Volume 34 Issue 5 May 1984
A number of eminent historians discuss what is history and how is a national history constructed.
Jorvik, the Viking-age predecessor of modern York, has in recent years, been revealed by archaeologists in astonishing detail. A new underground Viking centre in the city has enabled the excavated evidence to be displayed where it was found, accompanied by an innovative full-size reconstruction of a complete Viking-age neighbourhood.
Anthony Wright looks at the impact on socialism and society in the last 100 years of Fabianism.
The trade guilds of Venice, explains Richard Mackenney, were organisations with a surprising amount of political and economic power in the patrician Renaissance city.
'Compare the wealth and refinement of cities such as Mexico... in the middle of the eighteenth century, with the austere simplicity, verging on poverty, of... Philadelphia, a misleading splendour; what was dawn for the United States was twilight for Latin America...' Octavio Paz
Ian R. Smith explores the many titles covering the Boer War.
Geoffrey Pearson believes the answer to modern violence and aggression lies in an assessment of hooliganism in the past.
David Dutton explores the twilight years of the British statesman following the 1906 General Election.

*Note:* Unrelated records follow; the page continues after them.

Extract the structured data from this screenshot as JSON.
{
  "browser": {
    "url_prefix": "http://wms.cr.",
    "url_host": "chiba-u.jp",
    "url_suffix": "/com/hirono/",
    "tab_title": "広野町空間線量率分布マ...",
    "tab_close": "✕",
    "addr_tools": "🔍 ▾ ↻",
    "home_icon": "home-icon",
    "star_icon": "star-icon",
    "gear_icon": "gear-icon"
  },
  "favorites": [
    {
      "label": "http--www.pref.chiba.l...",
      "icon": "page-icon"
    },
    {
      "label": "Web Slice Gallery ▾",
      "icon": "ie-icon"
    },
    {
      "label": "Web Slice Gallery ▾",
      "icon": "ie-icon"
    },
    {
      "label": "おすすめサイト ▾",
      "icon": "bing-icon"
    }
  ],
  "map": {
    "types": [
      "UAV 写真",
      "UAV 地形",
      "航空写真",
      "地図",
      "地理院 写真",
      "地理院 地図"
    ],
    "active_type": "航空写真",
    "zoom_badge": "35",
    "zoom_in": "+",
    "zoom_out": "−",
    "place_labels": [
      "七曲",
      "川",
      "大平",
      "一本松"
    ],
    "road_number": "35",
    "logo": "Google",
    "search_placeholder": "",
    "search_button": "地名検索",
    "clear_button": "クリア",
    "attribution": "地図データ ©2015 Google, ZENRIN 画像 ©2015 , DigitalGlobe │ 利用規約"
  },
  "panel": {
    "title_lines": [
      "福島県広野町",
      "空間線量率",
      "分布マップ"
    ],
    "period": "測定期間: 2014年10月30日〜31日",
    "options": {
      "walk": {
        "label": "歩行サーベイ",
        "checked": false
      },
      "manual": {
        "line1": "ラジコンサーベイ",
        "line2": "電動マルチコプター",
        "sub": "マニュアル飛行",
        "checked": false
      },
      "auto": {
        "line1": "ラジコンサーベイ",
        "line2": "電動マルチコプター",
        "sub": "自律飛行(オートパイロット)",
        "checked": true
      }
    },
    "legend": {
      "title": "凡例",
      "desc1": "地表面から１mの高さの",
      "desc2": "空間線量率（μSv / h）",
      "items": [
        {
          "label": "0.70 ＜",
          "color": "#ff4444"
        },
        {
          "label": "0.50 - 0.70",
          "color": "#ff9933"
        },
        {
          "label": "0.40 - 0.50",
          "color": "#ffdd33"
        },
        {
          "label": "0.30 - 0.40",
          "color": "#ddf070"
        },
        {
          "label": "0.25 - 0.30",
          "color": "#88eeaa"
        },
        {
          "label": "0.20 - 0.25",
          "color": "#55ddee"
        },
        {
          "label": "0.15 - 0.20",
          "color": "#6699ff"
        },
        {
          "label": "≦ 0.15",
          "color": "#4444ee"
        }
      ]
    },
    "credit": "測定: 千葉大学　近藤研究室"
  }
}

The Duke of Wellington proved a gift to the cartoonists of 'Punch' - he was a figure the magazine's readership would recognise, and he did not look unlike Mr Punch himself.